### Data shown
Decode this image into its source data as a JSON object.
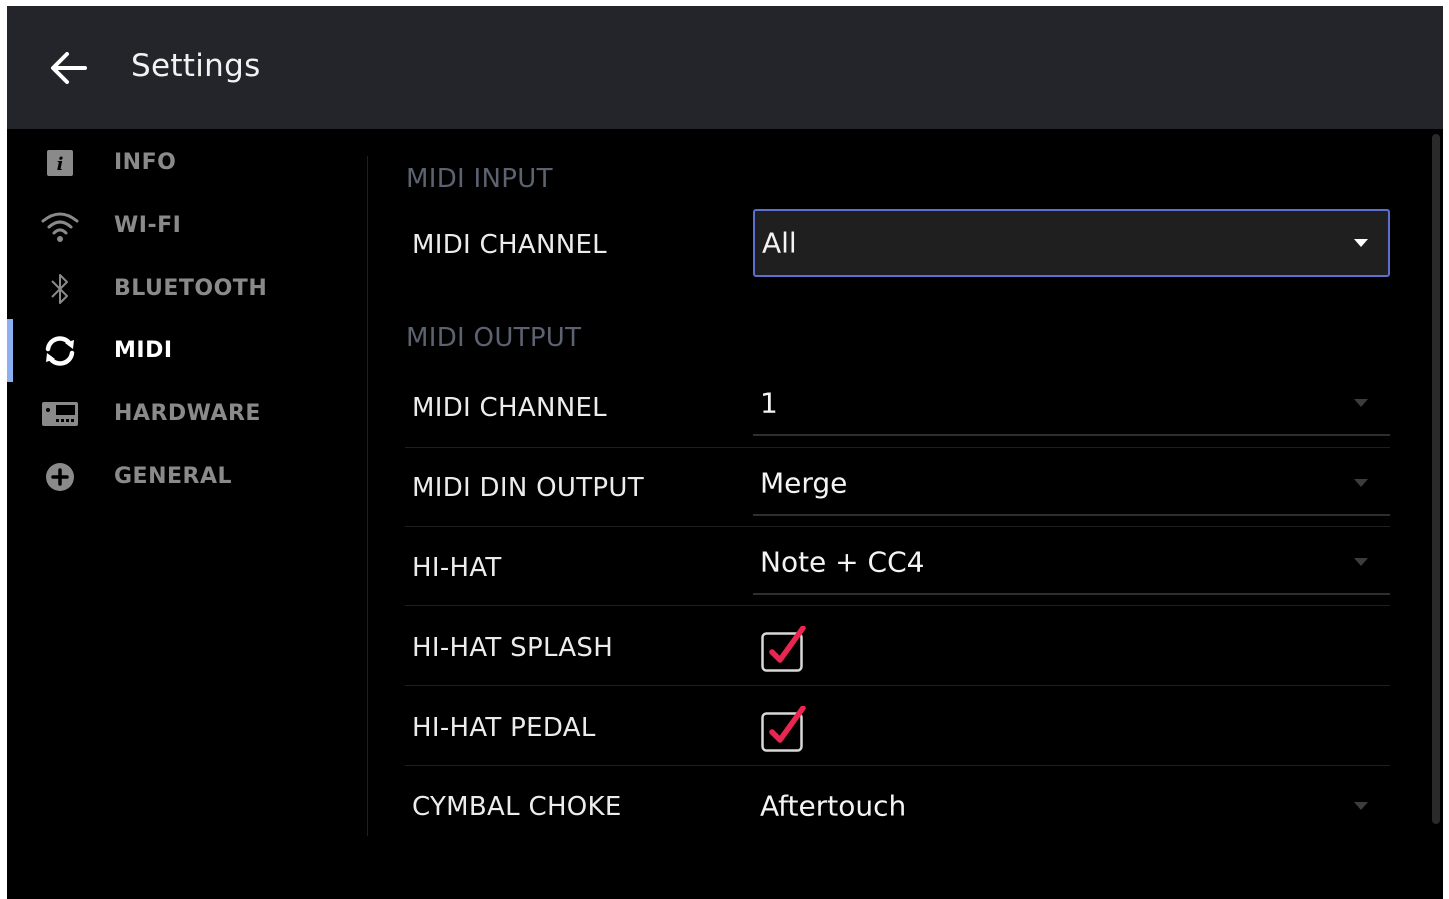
{
  "header": {
    "title": "Settings",
    "back_icon": "arrow-left-icon"
  },
  "sidebar": {
    "items": [
      {
        "label": "INFO",
        "icon": "info-icon",
        "active": false
      },
      {
        "label": "WI-FI",
        "icon": "wifi-icon",
        "active": false
      },
      {
        "label": "BLUETOOTH",
        "icon": "bluetooth-icon",
        "active": false
      },
      {
        "label": "MIDI",
        "icon": "sync-icon",
        "active": true
      },
      {
        "label": "HARDWARE",
        "icon": "hardware-icon",
        "active": false
      },
      {
        "label": "GENERAL",
        "icon": "plus-circle-icon",
        "active": false
      }
    ]
  },
  "midi_input": {
    "title": "MIDI INPUT",
    "midi_channel": {
      "label": "MIDI CHANNEL",
      "value": "All"
    }
  },
  "midi_output": {
    "title": "MIDI OUTPUT",
    "midi_channel": {
      "label": "MIDI CHANNEL",
      "value": "1"
    },
    "midi_din_output": {
      "label": "MIDI DIN OUTPUT",
      "value": "Merge"
    },
    "hi_hat": {
      "label": "HI-HAT",
      "value": "Note + CC4"
    },
    "hi_hat_splash": {
      "label": "HI-HAT SPLASH",
      "checked": true
    },
    "hi_hat_pedal": {
      "label": "HI-HAT PEDAL",
      "checked": true
    },
    "cymbal_choke": {
      "label": "CYMBAL CHOKE",
      "value": "Aftertouch"
    }
  },
  "colors": {
    "header_bg": "#23252b",
    "accent": "#8ab0f2",
    "focus_border": "#5a6fd0",
    "check_mark": "#e8264f",
    "section_title": "#5d6270"
  }
}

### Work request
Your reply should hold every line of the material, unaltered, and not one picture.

### Answer space
Decode this image into its source data as a JSON object.
{
  "header": {
    "title": "Settings",
    "back_icon": "arrow-left-icon"
  },
  "sidebar": {
    "items": [
      {
        "label": "INFO",
        "icon": "info-icon",
        "active": false
      },
      {
        "label": "WI-FI",
        "icon": "wifi-icon",
        "active": false
      },
      {
        "label": "BLUETOOTH",
        "icon": "bluetooth-icon",
        "active": false
      },
      {
        "label": "MIDI",
        "icon": "sync-icon",
        "active": true
      },
      {
        "label": "HARDWARE",
        "icon": "hardware-icon",
        "active": false
      },
      {
        "label": "GENERAL",
        "icon": "plus-circle-icon",
        "active": false
      }
    ]
  },
  "midi_input": {
    "title": "MIDI INPUT",
    "midi_channel": {
      "label": "MIDI CHANNEL",
      "value": "All"
    }
  },
  "midi_output": {
    "title": "MIDI OUTPUT",
    "midi_channel": {
      "label": "MIDI CHANNEL",
      "value": "1"
    },
    "midi_din_output": {
      "label": "MIDI DIN OUTPUT",
      "value": "Merge"
    },
    "hi_hat": {
      "label": "HI-HAT",
      "value": "Note + CC4"
    },
    "hi_hat_splash": {
      "label": "HI-HAT SPLASH",
      "checked": true
    },
    "hi_hat_pedal": {
      "label": "HI-HAT PEDAL",
      "checked": true
    },
    "cymbal_choke": {
      "label": "CYMBAL CHOKE",
      "value": "Aftertouch"
    }
  },
  "colors": {
    "header_bg": "#23252b",
    "accent": "#8ab0f2",
    "focus_border": "#5a6fd0",
    "check_mark": "#e8264f",
    "section_title": "#5d6270"
  }
}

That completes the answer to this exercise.